With 9 million videos and 16 million photos in the Pond5 marketplace, product differentiation is essential for your work to stand out from the crowd and potentially make more money. Many of our most successful artists understand the concept of coloring their images and, by doing so, end up with work that reflects a higher quality, is visually attractive, and is highly desirable to buyers.
Group of People Aerial View Timelapse by AilaImages
There’s a small dairy in Central California that changed its packaging from plastic to glass bottles and successfully increased sales. Glass bottles are symbol of quality and the dairy was able to sell its milk at a higher price. The same concept applies to you. How you package your work as a quality clip is equally important as the dairy farmer packaging his milk.
A question that is frequently asked by artists is if they should give their images a “look” or a grading before they upload their content. There has never been a definitive answer in the industry one way or another. Whether to adjust the contrast or color correct a clip has always been a hotly contested topic, for as long as I can remember. Some people believe it’s better to provide and present a RAW video file to a client without color adjustments, so that the clients can make the necessary color adjustments for themselves.
On the other-hand, I don’t subscribe to submitting images that haven’t been graded or made market-ready. Color is the wrapper that attracts buyers to your work. Tweak the color, contrast, or any other grading adjustments that you feel necessary, but be careful not to lock the image into a look that can’t be adjusted by the user. For instance, don’t crush your blacks to the point of no return, but leave enough latitude for clients to bring back all of the image information after they’ve stripped your look to match theirs. I suggest that you play it safe with minor adjustments before you start to explore more complicated corrections.
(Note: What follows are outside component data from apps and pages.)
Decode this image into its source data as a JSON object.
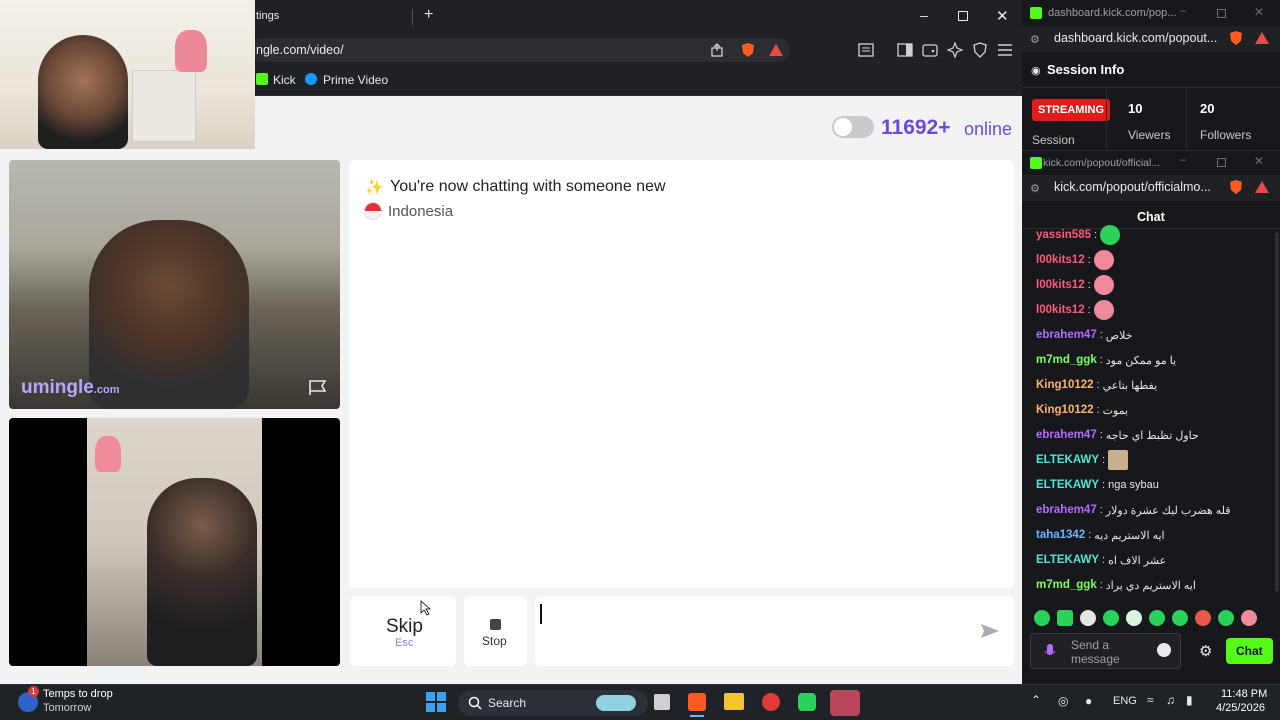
{
  "browser": {
    "tab_title": "tings",
    "url": "ngle.com/video/",
    "bookmarks": [
      "Kick",
      "Prime Video"
    ]
  },
  "header": {
    "online_count": "11692+",
    "online_label": "online"
  },
  "video": {
    "watermark_main": "umingle",
    "watermark_suffix": ".com"
  },
  "chat_panel": {
    "new_chat_message": "You're now chatting with someone new",
    "country": "Indonesia"
  },
  "controls": {
    "skip_label": "Skip",
    "skip_shortcut": "Esc",
    "stop_label": "Stop",
    "message_value": ""
  },
  "session_window": {
    "url": "dashboard.kick.com/popout...",
    "title_url": "dashboard.kick.com/pop...",
    "heading": "Session Info",
    "status_badge": "STREAMING",
    "session_label": "Session",
    "viewers_value": "10",
    "viewers_label": "Viewers",
    "followers_value": "20",
    "followers_label": "Followers"
  },
  "chat_window": {
    "title_url": "kick.com/popout/official...",
    "url": "kick.com/popout/officialmo...",
    "heading": "Chat",
    "messages": [
      {
        "user": "yassin585",
        "text": "",
        "color": "#ff5a7a"
      },
      {
        "user": "l00kits12",
        "text": "",
        "color": "#ff5a7a"
      },
      {
        "user": "l00kits12",
        "text": "",
        "color": "#ff5a7a"
      },
      {
        "user": "l00kits12",
        "text": "",
        "color": "#ff5a7a"
      },
      {
        "user": "ebrahem47",
        "text": "خلاص",
        "color": "#b36cff"
      },
      {
        "user": "m7md_ggk",
        "text": "يا مو ممكن مود",
        "color": "#7dff5b"
      },
      {
        "user": "King10122",
        "text": "يفطها بتاعي",
        "color": "#ffb36b"
      },
      {
        "user": "King10122",
        "text": "بموت",
        "color": "#ffb36b"
      },
      {
        "user": "ebrahem47",
        "text": "حاول تظبط اي حاجه",
        "color": "#b36cff"
      },
      {
        "user": "ELTEKAWY",
        "text": "",
        "color": "#4ee6d8"
      },
      {
        "user": "ELTEKAWY",
        "text": "nga sybau",
        "color": "#4ee6d8"
      },
      {
        "user": "ebrahem47",
        "text": "قله هضرب ليك عشرة دولار",
        "color": "#b36cff"
      },
      {
        "user": "taha1342",
        "text": "ايه الاستريم ديه",
        "color": "#6ab8ff"
      },
      {
        "user": "ELTEKAWY",
        "text": "عشر الاف اه",
        "color": "#4ee6d8"
      },
      {
        "user": "m7md_ggk",
        "text": "ايه الاستريم دي يراد",
        "color": "#7dff5b"
      }
    ],
    "send_placeholder_line1": "Send a",
    "send_placeholder_line2": "message",
    "chat_button": "Chat"
  },
  "taskbar": {
    "weather_line1": "Temps to drop",
    "weather_line2": "Tomorrow",
    "weather_badge": "1",
    "search_label": "Search",
    "language": "ENG",
    "time": "11:48 PM",
    "date": "4/25/2026"
  },
  "colors": {
    "accent_purple": "#6a4bd8",
    "kick_green": "#53fc18",
    "streaming_red": "#e01b1b"
  }
}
Moods and Emotions
Artist Paul Klee said that “color is the place where our brain and the universe meet.” Using color as a creative element can go far beyond simply creating a pretty image and potentially release a variety of moods or emotions in your viewer. Using color appropriately to reflect a mood in your scene can contribute greatly to the style of your work. With that said, the process can be frustrating and time-consuming, similar to any other filmmaking and photo software task before you master it.
It’s crucial to keep up to date on the color trends in commercial advertising, both in print and video, as well as in feature films. But be warned that analyzing color will become an obsession. Chances are that you’ll never be able to watch a film, TV commercial, or print campaign without fixating on its color scheme again. COMPANY 3 is made up of an award-winning team of colorists; it’s one of my favorite creative companies and arguably the best at what they do if you’re looking for the latest trends in color correction. There are plenty of examples of their work that range from feature films to music videos and commercials on their website if you’re looking for ideas and inspiration.
The Final Image
How you use color to establish a mood is just as important as the location and talent you choose to tell your story. With that in mind, think about how you want your buyers to feel before you lock your final image. Make subtle color adjustments to start, and I can guarantee you’ll be much more satisfied with your work, improve the quality of your collection, and have larger impact in the marketplace.
Be on the lookout in the upcoming months as we cover more trends and other stories that relate to making you more successful. If there’s anything particular you’d like to see, or questions you want answered, let us know in the comments below!